- All workers should know what they have to do to meet the requirements of health and safety law.
- Duty holders, managers and supervisors should ensure they do it.
- Employees need information about how to work safely;
- Good communication within an organisation helps create and maintain a safe workplace.
When communication is good:
- Everyone feels that they have a part to play in improving health and safety standards
- Everyone is clear about their health and safety responsibilities
- Changes are quickly understood and put into practice across the whole organisation.
- Workers and safety representatives contribute to decisions about health and safety.
- Workers understand the risks and why they need to be controlled.
- Information is up-to-date and given out regularly.
- Co-operation in shared workplaces ensures that everyone is safe.
What workers need to know
You need to tell workers about:
- the organisation's safety policy, and what it means in practice;
- who has which safety responsibilities;
- safe working practices that they should follow;
- what will happen if they do not follow safety practices;

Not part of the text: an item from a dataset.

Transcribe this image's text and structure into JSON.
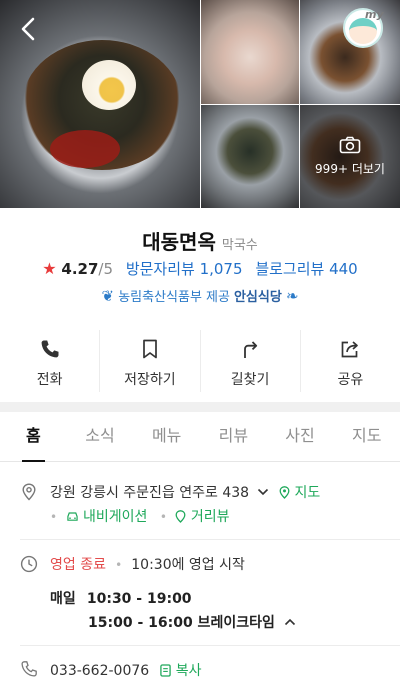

- where they can get more information, instruction or training on particular areas of their work activities (this should be easily available – for example, in an area where drivers or other workers take regular breaks);
- how well they have followed safe working practices; and
- how important it is to communicate with other employers, for example, agreeing safety precautions and responsibilities for visiting vehicles delivering or collecting goods.
Encourage everyone in your workplace (including contractors) to take an active interest in safety issues. Everyone should have the chance to express their views or concerns to those in charge of the workplace and the people they work with.
As well as making good sense, consulting employees on health and safety matters is a legal requirement. If your organisation has safety representatives appointed by a trade union that your organisation recognises, by law you must consult them. If there are no safety representatives, you should consult the employees themselves or any health and safety representative they have elected.
Employers have a legal duty to set up a health and safety committee when two or more safety representatives from recognised trade unions ask them to do so. A health and safety committee can be an effective way of encouraging everyone in the workplace (including visitors delivering or collecting goods) to co-operate in their health and safety responsibilities.